Records from a dataset:
▼
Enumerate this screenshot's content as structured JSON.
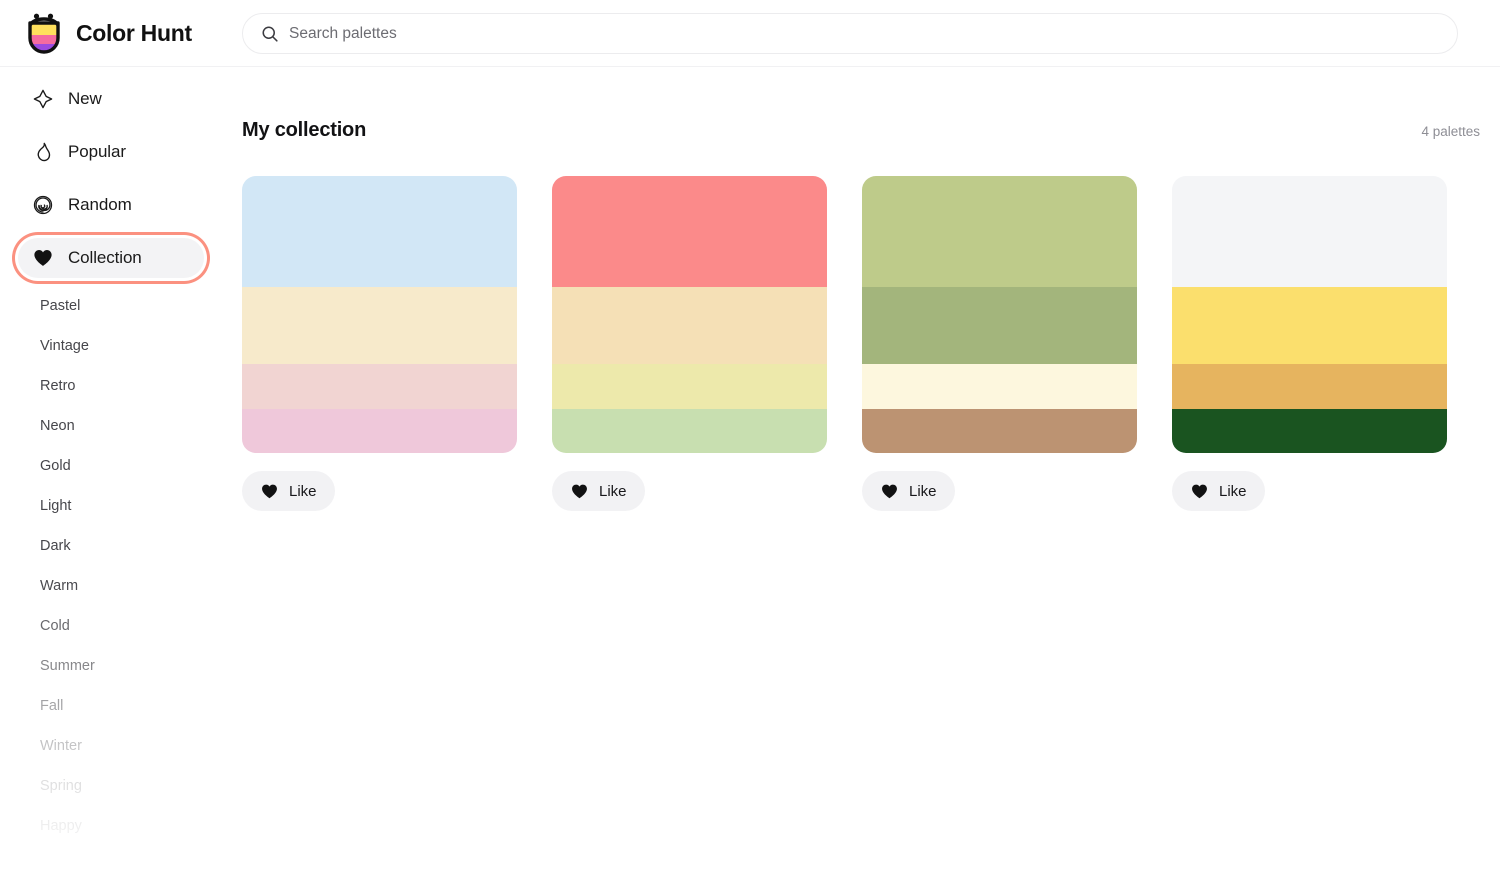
{
  "brand": {
    "name": "Color Hunt",
    "logo_icon": "colorhunt-smiley-logo",
    "logo_colors": [
      "#FFE05D",
      "#F56BA0",
      "#9B4BE0"
    ]
  },
  "search": {
    "placeholder": "Search palettes",
    "value": "",
    "icon": "search-icon"
  },
  "sidebar": {
    "nav": [
      {
        "label": "New",
        "icon": "sparkle-icon",
        "active": false
      },
      {
        "label": "Popular",
        "icon": "flame-icon",
        "active": false
      },
      {
        "label": "Random",
        "icon": "spiral-icon",
        "active": false
      },
      {
        "label": "Collection",
        "icon": "heart-icon",
        "active": true
      }
    ],
    "active_highlight_color": "#FB9180",
    "tags": [
      "Pastel",
      "Vintage",
      "Retro",
      "Neon",
      "Gold",
      "Light",
      "Dark",
      "Warm",
      "Cold",
      "Summer",
      "Fall",
      "Winter",
      "Spring",
      "Happy"
    ]
  },
  "main": {
    "title": "My collection",
    "count_label": "4 palettes",
    "like_label": "Like",
    "palettes": [
      {
        "colors": [
          "#D2E7F6",
          "#F7EACB",
          "#F1D4D2",
          "#EFC8DA"
        ],
        "weights": [
          40,
          28,
          16,
          16
        ]
      },
      {
        "colors": [
          "#FB8A8A",
          "#F5E0B6",
          "#EDE9AB",
          "#C8DFB0"
        ],
        "weights": [
          40,
          28,
          16,
          16
        ]
      },
      {
        "colors": [
          "#BECB8A",
          "#A3B57C",
          "#FDF7DE",
          "#BC9372"
        ],
        "weights": [
          40,
          28,
          16,
          16
        ]
      },
      {
        "colors": [
          "#F4F5F7",
          "#FBDF6D",
          "#E6B45F",
          "#1A5420"
        ],
        "weights": [
          40,
          28,
          16,
          16
        ]
      }
    ]
  }
}
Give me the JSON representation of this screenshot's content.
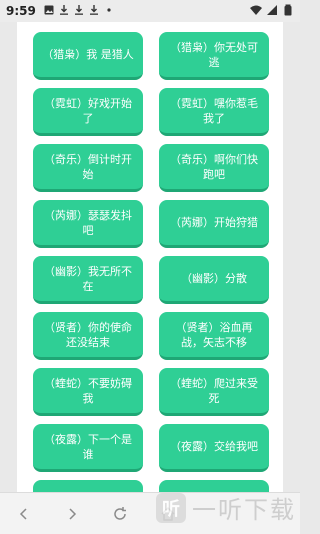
{
  "status_bar": {
    "time": "9:59",
    "notifications": [
      "gallery-icon",
      "download-icon",
      "download-icon",
      "download-icon",
      "dot-icon"
    ],
    "right_icons": [
      "wifi-icon",
      "signal-icon",
      "battery-icon"
    ]
  },
  "buttons": [
    "（猎枭）我 是猎人",
    "（猎枭）你无处可逃",
    "（霓虹）好戏开始了",
    "（霓虹）嘿你惹毛我了",
    "（奇乐）倒计时开始",
    "（奇乐）啊你们快跑吧",
    "（芮娜）瑟瑟发抖吧",
    "（芮娜）开始狩猎",
    "（幽影）我无所不在",
    "（幽影）分散",
    "（贤者）你的使命还没结束",
    "（贤者）浴血再战，矢志不移",
    "（蝰蛇）不要妨碍我",
    "（蝰蛇）爬过来受死",
    "（夜露）下一个是谁",
    "（夜露）交给我吧",
    "",
    ""
  ],
  "nav_bar": {
    "icons": [
      "back-icon",
      "forward-icon",
      "refresh-icon",
      "home-icon",
      "tabs-icon",
      "menu-icon"
    ]
  },
  "watermark": {
    "logo_char": "听",
    "text": "一听下载"
  },
  "colors": {
    "button_bg": "#2fcf95",
    "button_shadow": "#1fa775",
    "page_bg": "#ffffff",
    "outer_bg": "#e9e9e9"
  }
}
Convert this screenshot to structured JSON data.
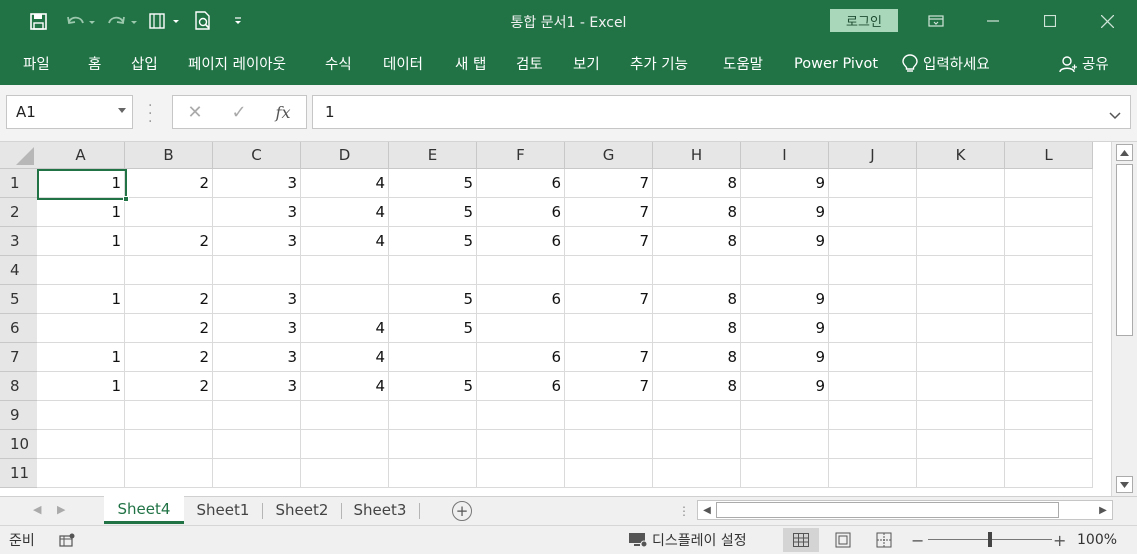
{
  "window": {
    "title": "통합 문서1  -  Excel",
    "login_label": "로그인"
  },
  "ribbon": {
    "tabs": [
      "파일",
      "홈",
      "삽입",
      "페이지 레이아웃",
      "수식",
      "데이터",
      "새 탭",
      "검토",
      "보기",
      "추가 기능",
      "도움말",
      "Power Pivot"
    ],
    "tell_me": "입력하세요",
    "share": "공유"
  },
  "formula_bar": {
    "name_box": "A1",
    "fx_label": "fx",
    "value": "1"
  },
  "grid": {
    "columns": [
      "A",
      "B",
      "C",
      "D",
      "E",
      "F",
      "G",
      "H",
      "I",
      "J",
      "K",
      "L"
    ],
    "rows": [
      "1",
      "2",
      "3",
      "4",
      "5",
      "6",
      "7",
      "8",
      "9",
      "10",
      "11"
    ],
    "cells": [
      [
        "1",
        "2",
        "3",
        "4",
        "5",
        "6",
        "7",
        "8",
        "9",
        "",
        "",
        ""
      ],
      [
        "1",
        "",
        "3",
        "4",
        "5",
        "6",
        "7",
        "8",
        "9",
        "",
        "",
        ""
      ],
      [
        "1",
        "2",
        "3",
        "4",
        "5",
        "6",
        "7",
        "8",
        "9",
        "",
        "",
        ""
      ],
      [
        "",
        "",
        "",
        "",
        "",
        "",
        "",
        "",
        "",
        "",
        "",
        ""
      ],
      [
        "1",
        "2",
        "3",
        "",
        "5",
        "6",
        "7",
        "8",
        "9",
        "",
        "",
        ""
      ],
      [
        "",
        "2",
        "3",
        "4",
        "5",
        "",
        "",
        "8",
        "9",
        "",
        "",
        ""
      ],
      [
        "1",
        "2",
        "3",
        "4",
        "",
        "6",
        "7",
        "8",
        "9",
        "",
        "",
        ""
      ],
      [
        "1",
        "2",
        "3",
        "4",
        "5",
        "6",
        "7",
        "8",
        "9",
        "",
        "",
        ""
      ],
      [
        "",
        "",
        "",
        "",
        "",
        "",
        "",
        "",
        "",
        "",
        "",
        ""
      ],
      [
        "",
        "",
        "",
        "",
        "",
        "",
        "",
        "",
        "",
        "",
        "",
        ""
      ],
      [
        "",
        "",
        "",
        "",
        "",
        "",
        "",
        "",
        "",
        "",
        "",
        ""
      ]
    ]
  },
  "sheets": {
    "tabs": [
      "Sheet4",
      "Sheet1",
      "Sheet2",
      "Sheet3"
    ],
    "active": "Sheet4"
  },
  "status": {
    "ready": "준비",
    "display_settings": "디스플레이 설정",
    "zoom": "100%",
    "zoom_fraction": 0.5
  },
  "colors": {
    "accent": "#217346",
    "login_bg": "#a8d7b9"
  }
}
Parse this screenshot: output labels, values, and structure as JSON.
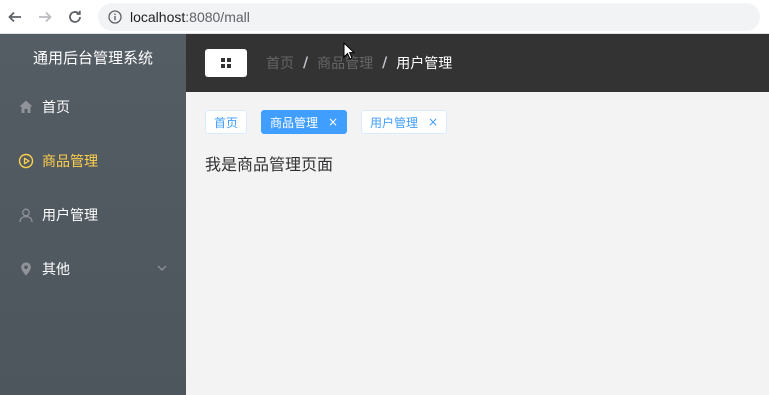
{
  "browser": {
    "url_host": "localhost",
    "url_path": ":8080/mall"
  },
  "sidebar": {
    "title": "通用后台管理系统",
    "items": [
      {
        "label": "首页",
        "icon": "home-icon"
      },
      {
        "label": "商品管理",
        "icon": "play-circle-icon",
        "active": true
      },
      {
        "label": "用户管理",
        "icon": "user-icon"
      },
      {
        "label": "其他",
        "icon": "location-icon",
        "has_submenu": true
      }
    ]
  },
  "header": {
    "breadcrumb": [
      "首页",
      "商品管理",
      "用户管理"
    ],
    "separator": "/"
  },
  "tags": [
    {
      "label": "首页"
    },
    {
      "label": "商品管理",
      "close": "×",
      "active": true
    },
    {
      "label": "用户管理",
      "close": "×"
    }
  ],
  "main": {
    "content_text": "我是商品管理页面"
  },
  "colors": {
    "sidebar_bg": "#545c64",
    "header_bg": "#333333",
    "active_menu": "#ffd04b",
    "tag_primary": "#409eff"
  }
}
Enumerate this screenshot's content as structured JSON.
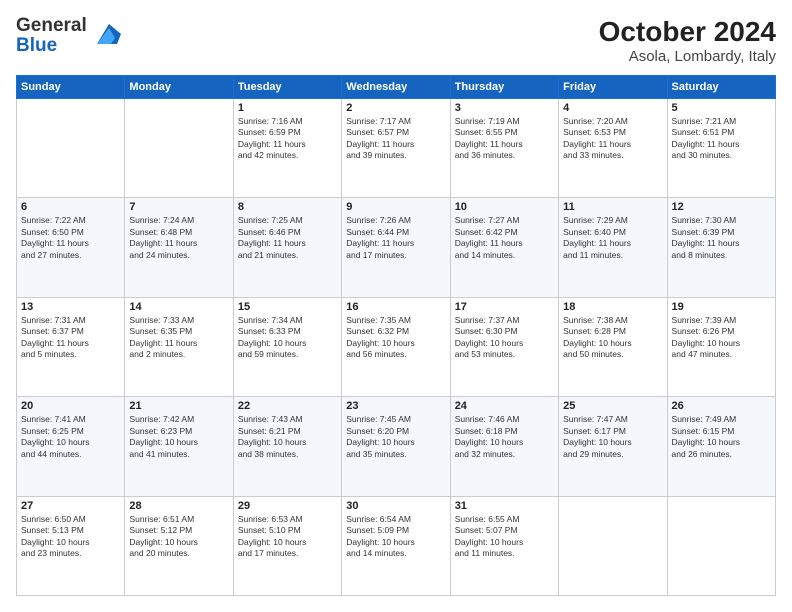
{
  "logo": {
    "line1": "General",
    "line2": "Blue"
  },
  "title": "October 2024",
  "subtitle": "Asola, Lombardy, Italy",
  "weekdays": [
    "Sunday",
    "Monday",
    "Tuesday",
    "Wednesday",
    "Thursday",
    "Friday",
    "Saturday"
  ],
  "weeks": [
    [
      {
        "day": "",
        "info": ""
      },
      {
        "day": "",
        "info": ""
      },
      {
        "day": "1",
        "info": "Sunrise: 7:16 AM\nSunset: 6:59 PM\nDaylight: 11 hours\nand 42 minutes."
      },
      {
        "day": "2",
        "info": "Sunrise: 7:17 AM\nSunset: 6:57 PM\nDaylight: 11 hours\nand 39 minutes."
      },
      {
        "day": "3",
        "info": "Sunrise: 7:19 AM\nSunset: 6:55 PM\nDaylight: 11 hours\nand 36 minutes."
      },
      {
        "day": "4",
        "info": "Sunrise: 7:20 AM\nSunset: 6:53 PM\nDaylight: 11 hours\nand 33 minutes."
      },
      {
        "day": "5",
        "info": "Sunrise: 7:21 AM\nSunset: 6:51 PM\nDaylight: 11 hours\nand 30 minutes."
      }
    ],
    [
      {
        "day": "6",
        "info": "Sunrise: 7:22 AM\nSunset: 6:50 PM\nDaylight: 11 hours\nand 27 minutes."
      },
      {
        "day": "7",
        "info": "Sunrise: 7:24 AM\nSunset: 6:48 PM\nDaylight: 11 hours\nand 24 minutes."
      },
      {
        "day": "8",
        "info": "Sunrise: 7:25 AM\nSunset: 6:46 PM\nDaylight: 11 hours\nand 21 minutes."
      },
      {
        "day": "9",
        "info": "Sunrise: 7:26 AM\nSunset: 6:44 PM\nDaylight: 11 hours\nand 17 minutes."
      },
      {
        "day": "10",
        "info": "Sunrise: 7:27 AM\nSunset: 6:42 PM\nDaylight: 11 hours\nand 14 minutes."
      },
      {
        "day": "11",
        "info": "Sunrise: 7:29 AM\nSunset: 6:40 PM\nDaylight: 11 hours\nand 11 minutes."
      },
      {
        "day": "12",
        "info": "Sunrise: 7:30 AM\nSunset: 6:39 PM\nDaylight: 11 hours\nand 8 minutes."
      }
    ],
    [
      {
        "day": "13",
        "info": "Sunrise: 7:31 AM\nSunset: 6:37 PM\nDaylight: 11 hours\nand 5 minutes."
      },
      {
        "day": "14",
        "info": "Sunrise: 7:33 AM\nSunset: 6:35 PM\nDaylight: 11 hours\nand 2 minutes."
      },
      {
        "day": "15",
        "info": "Sunrise: 7:34 AM\nSunset: 6:33 PM\nDaylight: 10 hours\nand 59 minutes."
      },
      {
        "day": "16",
        "info": "Sunrise: 7:35 AM\nSunset: 6:32 PM\nDaylight: 10 hours\nand 56 minutes."
      },
      {
        "day": "17",
        "info": "Sunrise: 7:37 AM\nSunset: 6:30 PM\nDaylight: 10 hours\nand 53 minutes."
      },
      {
        "day": "18",
        "info": "Sunrise: 7:38 AM\nSunset: 6:28 PM\nDaylight: 10 hours\nand 50 minutes."
      },
      {
        "day": "19",
        "info": "Sunrise: 7:39 AM\nSunset: 6:26 PM\nDaylight: 10 hours\nand 47 minutes."
      }
    ],
    [
      {
        "day": "20",
        "info": "Sunrise: 7:41 AM\nSunset: 6:25 PM\nDaylight: 10 hours\nand 44 minutes."
      },
      {
        "day": "21",
        "info": "Sunrise: 7:42 AM\nSunset: 6:23 PM\nDaylight: 10 hours\nand 41 minutes."
      },
      {
        "day": "22",
        "info": "Sunrise: 7:43 AM\nSunset: 6:21 PM\nDaylight: 10 hours\nand 38 minutes."
      },
      {
        "day": "23",
        "info": "Sunrise: 7:45 AM\nSunset: 6:20 PM\nDaylight: 10 hours\nand 35 minutes."
      },
      {
        "day": "24",
        "info": "Sunrise: 7:46 AM\nSunset: 6:18 PM\nDaylight: 10 hours\nand 32 minutes."
      },
      {
        "day": "25",
        "info": "Sunrise: 7:47 AM\nSunset: 6:17 PM\nDaylight: 10 hours\nand 29 minutes."
      },
      {
        "day": "26",
        "info": "Sunrise: 7:49 AM\nSunset: 6:15 PM\nDaylight: 10 hours\nand 26 minutes."
      }
    ],
    [
      {
        "day": "27",
        "info": "Sunrise: 6:50 AM\nSunset: 5:13 PM\nDaylight: 10 hours\nand 23 minutes."
      },
      {
        "day": "28",
        "info": "Sunrise: 6:51 AM\nSunset: 5:12 PM\nDaylight: 10 hours\nand 20 minutes."
      },
      {
        "day": "29",
        "info": "Sunrise: 6:53 AM\nSunset: 5:10 PM\nDaylight: 10 hours\nand 17 minutes."
      },
      {
        "day": "30",
        "info": "Sunrise: 6:54 AM\nSunset: 5:09 PM\nDaylight: 10 hours\nand 14 minutes."
      },
      {
        "day": "31",
        "info": "Sunrise: 6:55 AM\nSunset: 5:07 PM\nDaylight: 10 hours\nand 11 minutes."
      },
      {
        "day": "",
        "info": ""
      },
      {
        "day": "",
        "info": ""
      }
    ]
  ]
}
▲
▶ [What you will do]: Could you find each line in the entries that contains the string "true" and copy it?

▶ [Solution to this task]:
        "active": true
        "active": true
        "has_submenu": true
      "active": true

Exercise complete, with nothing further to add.